#### The problem:
Copy all the records word for word, apart from any pictures.

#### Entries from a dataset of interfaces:

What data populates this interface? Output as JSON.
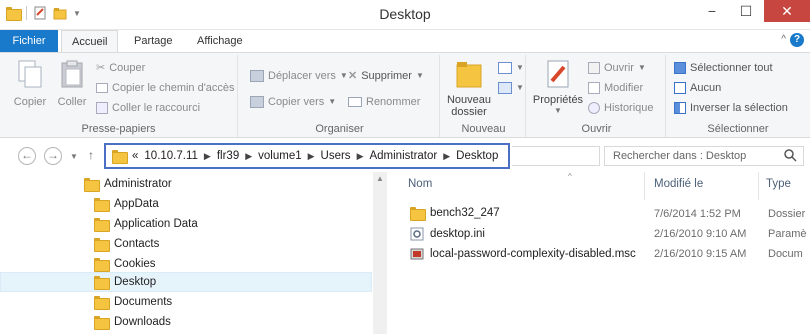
{
  "window": {
    "title": "Desktop"
  },
  "tabs": [
    "Fichier",
    "Accueil",
    "Partage",
    "Affichage"
  ],
  "ribbon": {
    "clipboard": {
      "copy": "Copier",
      "paste": "Coller",
      "cut": "Couper",
      "copy_path": "Copier le chemin d'accès",
      "paste_shortcut": "Coller le raccourci",
      "label": "Presse-papiers"
    },
    "organize": {
      "move": "Déplacer vers",
      "copy_to": "Copier vers",
      "delete": "Supprimer",
      "rename": "Renommer",
      "label": "Organiser"
    },
    "new": {
      "new_folder_l1": "Nouveau",
      "new_folder_l2": "dossier",
      "label": "Nouveau"
    },
    "open": {
      "properties": "Propriétés",
      "open": "Ouvrir",
      "edit": "Modifier",
      "history": "Historique",
      "label": "Ouvrir"
    },
    "select": {
      "select_all": "Sélectionner tout",
      "none": "Aucun",
      "invert": "Inverser la sélection",
      "label": "Sélectionner"
    }
  },
  "address": {
    "overflow": "«",
    "crumbs": [
      "10.10.7.11",
      "flr39",
      "volume1",
      "Users",
      "Administrator",
      "Desktop"
    ]
  },
  "search": {
    "placeholder": "Rechercher dans : Desktop"
  },
  "tree": {
    "root": "Administrator",
    "items": [
      "AppData",
      "Application Data",
      "Contacts",
      "Cookies",
      "Desktop",
      "Documents",
      "Downloads"
    ],
    "selected": "Desktop"
  },
  "files": {
    "columns": {
      "name": "Nom",
      "modified": "Modifié le",
      "type": "Type"
    },
    "rows": [
      {
        "name": "bench32_247",
        "modified": "7/6/2014 1:52 PM",
        "type": "Dossier",
        "icon": "folder-icon"
      },
      {
        "name": "desktop.ini",
        "modified": "2/16/2010 9:10 AM",
        "type": "Paramè",
        "icon": "settings-file-icon"
      },
      {
        "name": "local-password-complexity-disabled.msc",
        "modified": "2/16/2010 9:15 AM",
        "type": "Docum",
        "icon": "msc-console-icon"
      }
    ]
  },
  "colors": {
    "file_tab": "#1979ca",
    "address_border": "#4b6fc5",
    "selection": "#e5f3fb",
    "close": "#c7463f"
  }
}
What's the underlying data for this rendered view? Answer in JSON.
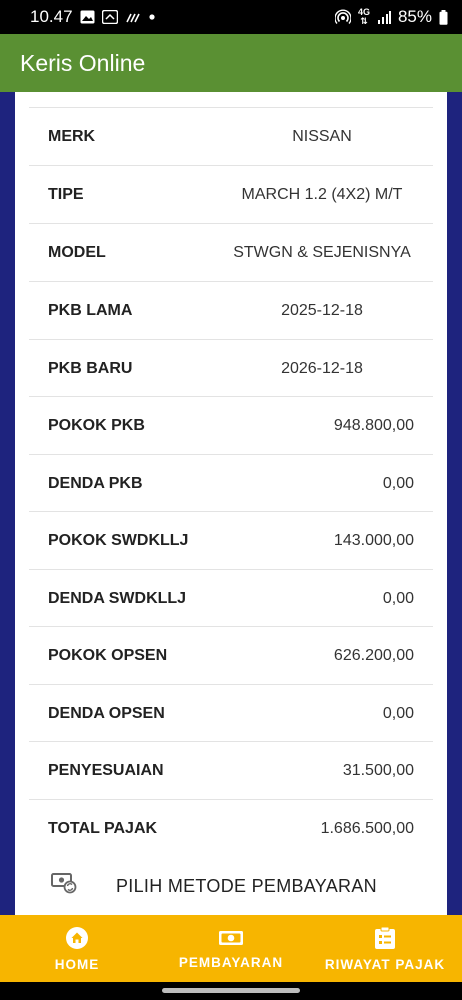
{
  "status_bar": {
    "time": "10.47",
    "signal_label": "4G",
    "battery": "85%"
  },
  "app_bar": {
    "title": "Keris Online"
  },
  "details": [
    {
      "label": "MERK",
      "value": "NISSAN",
      "align": "center"
    },
    {
      "label": "TIPE",
      "value": "MARCH 1.2 (4X2) M/T",
      "align": "center"
    },
    {
      "label": "MODEL",
      "value": "STWGN & SEJENISNYA",
      "align": "center"
    },
    {
      "label": "PKB LAMA",
      "value": "2025-12-18",
      "align": "center"
    },
    {
      "label": "PKB BARU",
      "value": "2026-12-18",
      "align": "center"
    },
    {
      "label": "POKOK PKB",
      "value": "948.800,00",
      "align": "right"
    },
    {
      "label": "DENDA PKB",
      "value": "0,00",
      "align": "right"
    },
    {
      "label": "POKOK SWDKLLJ",
      "value": "143.000,00",
      "align": "right"
    },
    {
      "label": "DENDA SWDKLLJ",
      "value": "0,00",
      "align": "right"
    },
    {
      "label": "POKOK OPSEN",
      "value": "626.200,00",
      "align": "right"
    },
    {
      "label": "DENDA OPSEN",
      "value": "0,00",
      "align": "right"
    },
    {
      "label": "PENYESUAIAN",
      "value": "31.500,00",
      "align": "right"
    },
    {
      "label": "TOTAL PAJAK",
      "value": "1.686.500,00",
      "align": "right"
    }
  ],
  "payment": {
    "label": "PILIH METODE PEMBAYARAN",
    "icon": "payment-exchange-icon"
  },
  "bottom_nav": [
    {
      "label": "HOME",
      "icon": "home-icon"
    },
    {
      "label": "PEMBAYARAN",
      "icon": "money-icon"
    },
    {
      "label": "RIWAYAT PAJAK",
      "icon": "clipboard-icon"
    }
  ],
  "colors": {
    "app_bar": "#5a9033",
    "background": "#1e237e",
    "bottom_nav": "#f7b500"
  }
}
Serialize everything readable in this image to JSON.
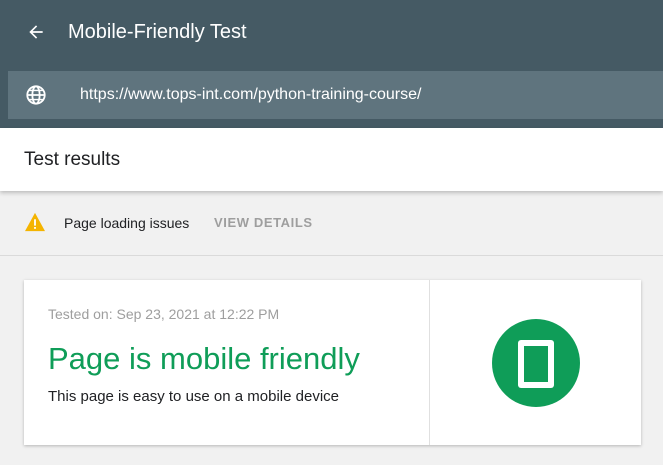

#### Response:
What data populates this interface? Output as JSON.
{
  "window": {
    "title": "Desktop"
  },
  "tabs": [
    "Fichier",
    "Accueil",
    "Partage",
    "Affichage"
  ],
  "ribbon": {
    "clipboard": {
      "copy": "Copier",
      "paste": "Coller",
      "cut": "Couper",
      "copy_path": "Copier le chemin d'accès",
      "paste_shortcut": "Coller le raccourci",
      "label": "Presse-papiers"
    },
    "organize": {
      "move": "Déplacer vers",
      "copy_to": "Copier vers",
      "delete": "Supprimer",
      "rename": "Renommer",
      "label": "Organiser"
    },
    "new": {
      "new_folder_l1": "Nouveau",
      "new_folder_l2": "dossier",
      "label": "Nouveau"
    },
    "open": {
      "properties": "Propriétés",
      "open": "Ouvrir",
      "edit": "Modifier",
      "history": "Historique",
      "label": "Ouvrir"
    },
    "select": {
      "select_all": "Sélectionner tout",
      "none": "Aucun",
      "invert": "Inverser la sélection",
      "label": "Sélectionner"
    }
  },
  "address": {
    "overflow": "«",
    "crumbs": [
      "10.10.7.11",
      "flr39",
      "volume1",
      "Users",
      "Administrator",
      "Desktop"
    ]
  },
  "search": {
    "placeholder": "Rechercher dans : Desktop"
  },
  "tree": {
    "root": "Administrator",
    "items": [
      "AppData",
      "Application Data",
      "Contacts",
      "Cookies",
      "Desktop",
      "Documents",
      "Downloads"
    ],
    "selected": "Desktop"
  },
  "files": {
    "columns": {
      "name": "Nom",
      "modified": "Modifié le",
      "type": "Type"
    },
    "rows": [
      {
        "name": "bench32_247",
        "modified": "7/6/2014 1:52 PM",
        "type": "Dossier",
        "icon": "folder-icon"
      },
      {
        "name": "desktop.ini",
        "modified": "2/16/2010 9:10 AM",
        "type": "Paramè",
        "icon": "settings-file-icon"
      },
      {
        "name": "local-password-complexity-disabled.msc",
        "modified": "2/16/2010 9:15 AM",
        "type": "Docum",
        "icon": "msc-console-icon"
      }
    ]
  },
  "colors": {
    "file_tab": "#1979ca",
    "address_border": "#4b6fc5",
    "selection": "#e5f3fb",
    "close": "#c7463f"
  }
}
What's the underlying data for this rendered view? Answer in JSON.
{
  "status_bar": {
    "time": "10.47",
    "signal_label": "4G",
    "battery": "85%"
  },
  "app_bar": {
    "title": "Keris Online"
  },
  "details": [
    {
      "label": "MERK",
      "value": "NISSAN",
      "align": "center"
    },
    {
      "label": "TIPE",
      "value": "MARCH 1.2 (4X2) M/T",
      "align": "center"
    },
    {
      "label": "MODEL",
      "value": "STWGN & SEJENISNYA",
      "align": "center"
    },
    {
      "label": "PKB LAMA",
      "value": "2025-12-18",
      "align": "center"
    },
    {
      "label": "PKB BARU",
      "value": "2026-12-18",
      "align": "center"
    },
    {
      "label": "POKOK PKB",
      "value": "948.800,00",
      "align": "right"
    },
    {
      "label": "DENDA PKB",
      "value": "0,00",
      "align": "right"
    },
    {
      "label": "POKOK SWDKLLJ",
      "value": "143.000,00",
      "align": "right"
    },
    {
      "label": "DENDA SWDKLLJ",
      "value": "0,00",
      "align": "right"
    },
    {
      "label": "POKOK OPSEN",
      "value": "626.200,00",
      "align": "right"
    },
    {
      "label": "DENDA OPSEN",
      "value": "0,00",
      "align": "right"
    },
    {
      "label": "PENYESUAIAN",
      "value": "31.500,00",
      "align": "right"
    },
    {
      "label": "TOTAL PAJAK",
      "value": "1.686.500,00",
      "align": "right"
    }
  ],
  "payment": {
    "label": "PILIH METODE PEMBAYARAN",
    "icon": "payment-exchange-icon"
  },
  "bottom_nav": [
    {
      "label": "HOME",
      "icon": "home-icon"
    },
    {
      "label": "PEMBAYARAN",
      "icon": "money-icon"
    },
    {
      "label": "RIWAYAT PAJAK",
      "icon": "clipboard-icon"
    }
  ],
  "colors": {
    "app_bar": "#5a9033",
    "background": "#1e237e",
    "bottom_nav": "#f7b500"
  }
}
Serialize everything readable in this image to JSON.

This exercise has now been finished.